PROBLEM STATEMENT :: Return only the lines starting at the line that contains "What's the underlying" and ending with the final line of the listing; include both endpoints.

────────

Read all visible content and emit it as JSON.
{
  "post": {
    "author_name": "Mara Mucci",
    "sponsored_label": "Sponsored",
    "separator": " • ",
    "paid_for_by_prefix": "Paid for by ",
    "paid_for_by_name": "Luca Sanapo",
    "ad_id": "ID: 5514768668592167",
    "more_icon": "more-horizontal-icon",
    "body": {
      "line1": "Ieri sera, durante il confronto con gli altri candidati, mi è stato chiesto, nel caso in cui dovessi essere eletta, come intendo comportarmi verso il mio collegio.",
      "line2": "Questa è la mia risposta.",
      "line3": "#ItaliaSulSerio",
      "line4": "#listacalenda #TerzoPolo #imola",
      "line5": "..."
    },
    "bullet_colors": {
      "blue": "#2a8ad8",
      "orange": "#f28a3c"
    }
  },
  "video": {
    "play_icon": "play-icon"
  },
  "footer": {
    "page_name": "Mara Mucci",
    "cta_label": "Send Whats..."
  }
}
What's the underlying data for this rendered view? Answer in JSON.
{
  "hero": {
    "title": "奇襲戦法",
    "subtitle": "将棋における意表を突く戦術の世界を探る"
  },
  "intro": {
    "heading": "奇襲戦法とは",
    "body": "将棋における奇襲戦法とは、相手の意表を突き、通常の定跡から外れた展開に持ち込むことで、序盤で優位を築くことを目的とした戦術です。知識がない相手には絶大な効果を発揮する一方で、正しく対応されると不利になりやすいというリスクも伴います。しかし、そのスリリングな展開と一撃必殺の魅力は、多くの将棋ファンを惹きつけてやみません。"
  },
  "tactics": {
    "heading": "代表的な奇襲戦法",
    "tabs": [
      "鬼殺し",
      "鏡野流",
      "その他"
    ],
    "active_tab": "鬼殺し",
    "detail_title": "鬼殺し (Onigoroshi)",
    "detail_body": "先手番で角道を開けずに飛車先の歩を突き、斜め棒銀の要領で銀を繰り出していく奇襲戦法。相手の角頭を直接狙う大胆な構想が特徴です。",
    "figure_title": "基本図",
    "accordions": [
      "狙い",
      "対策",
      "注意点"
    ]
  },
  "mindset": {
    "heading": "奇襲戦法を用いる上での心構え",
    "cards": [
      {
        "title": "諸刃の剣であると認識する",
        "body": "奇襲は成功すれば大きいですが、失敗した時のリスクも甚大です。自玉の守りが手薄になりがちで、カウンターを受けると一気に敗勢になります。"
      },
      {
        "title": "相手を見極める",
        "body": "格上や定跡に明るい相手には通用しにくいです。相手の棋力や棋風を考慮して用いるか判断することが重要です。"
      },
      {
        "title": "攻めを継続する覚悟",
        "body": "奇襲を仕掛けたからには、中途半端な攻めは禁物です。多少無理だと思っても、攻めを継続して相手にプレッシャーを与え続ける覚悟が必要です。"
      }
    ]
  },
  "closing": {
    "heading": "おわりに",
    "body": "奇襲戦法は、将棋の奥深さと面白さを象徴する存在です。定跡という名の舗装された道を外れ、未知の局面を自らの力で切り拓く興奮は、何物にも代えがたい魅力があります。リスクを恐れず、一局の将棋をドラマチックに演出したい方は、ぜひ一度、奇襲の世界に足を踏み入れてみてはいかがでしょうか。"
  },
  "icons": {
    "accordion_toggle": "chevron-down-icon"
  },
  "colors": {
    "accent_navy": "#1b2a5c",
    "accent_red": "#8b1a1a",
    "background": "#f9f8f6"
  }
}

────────

EXERCISE ANSWER ::
What's the underlying data for this rendered view? Answer in JSON.
{
  "hero": {
    "title": "奇襲戦法",
    "subtitle": "将棋における意表を突く戦術の世界を探る"
  },
  "intro": {
    "heading": "奇襲戦法とは",
    "body": "将棋における奇襲戦法とは、相手の意表を突き、通常の定跡から外れた展開に持ち込むことで、序盤で優位を築くことを目的とした戦術です。知識がない相手には絶大な効果を発揮する一方で、正しく対応されると不利になりやすいというリスクも伴います。しかし、そのスリリングな展開と一撃必殺の魅力は、多くの将棋ファンを惹きつけてやみません。"
  },
  "tactics": {
    "heading": "代表的な奇襲戦法",
    "tabs": [
      "鬼殺し",
      "鏡野流",
      "その他"
    ],
    "active_tab": "鬼殺し",
    "detail_title": "鬼殺し (Onigoroshi)",
    "detail_body": "先手番で角道を開けずに飛車先の歩を突き、斜め棒銀の要領で銀を繰り出していく奇襲戦法。相手の角頭を直接狙う大胆な構想が特徴です。",
    "figure_title": "基本図",
    "accordions": [
      "狙い",
      "対策",
      "注意点"
    ]
  },
  "mindset": {
    "heading": "奇襲戦法を用いる上での心構え",
    "cards": [
      {
        "title": "諸刃の剣であると認識する",
        "body": "奇襲は成功すれば大きいですが、失敗した時のリスクも甚大です。自玉の守りが手薄になりがちで、カウンターを受けると一気に敗勢になります。"
      },
      {
        "title": "相手を見極める",
        "body": "格上や定跡に明るい相手には通用しにくいです。相手の棋力や棋風を考慮して用いるか判断することが重要です。"
      },
      {
        "title": "攻めを継続する覚悟",
        "body": "奇襲を仕掛けたからには、中途半端な攻めは禁物です。多少無理だと思っても、攻めを継続して相手にプレッシャーを与え続ける覚悟が必要です。"
      }
    ]
  },
  "closing": {
    "heading": "おわりに",
    "body": "奇襲戦法は、将棋の奥深さと面白さを象徴する存在です。定跡という名の舗装された道を外れ、未知の局面を自らの力で切り拓く興奮は、何物にも代えがたい魅力があります。リスクを恐れず、一局の将棋をドラマチックに演出したい方は、ぜひ一度、奇襲の世界に足を踏み入れてみてはいかがでしょうか。"
  },
  "icons": {
    "accordion_toggle": "chevron-down-icon"
  },
  "colors": {
    "accent_navy": "#1b2a5c",
    "accent_red": "#8b1a1a",
    "background": "#f9f8f6"
  }
}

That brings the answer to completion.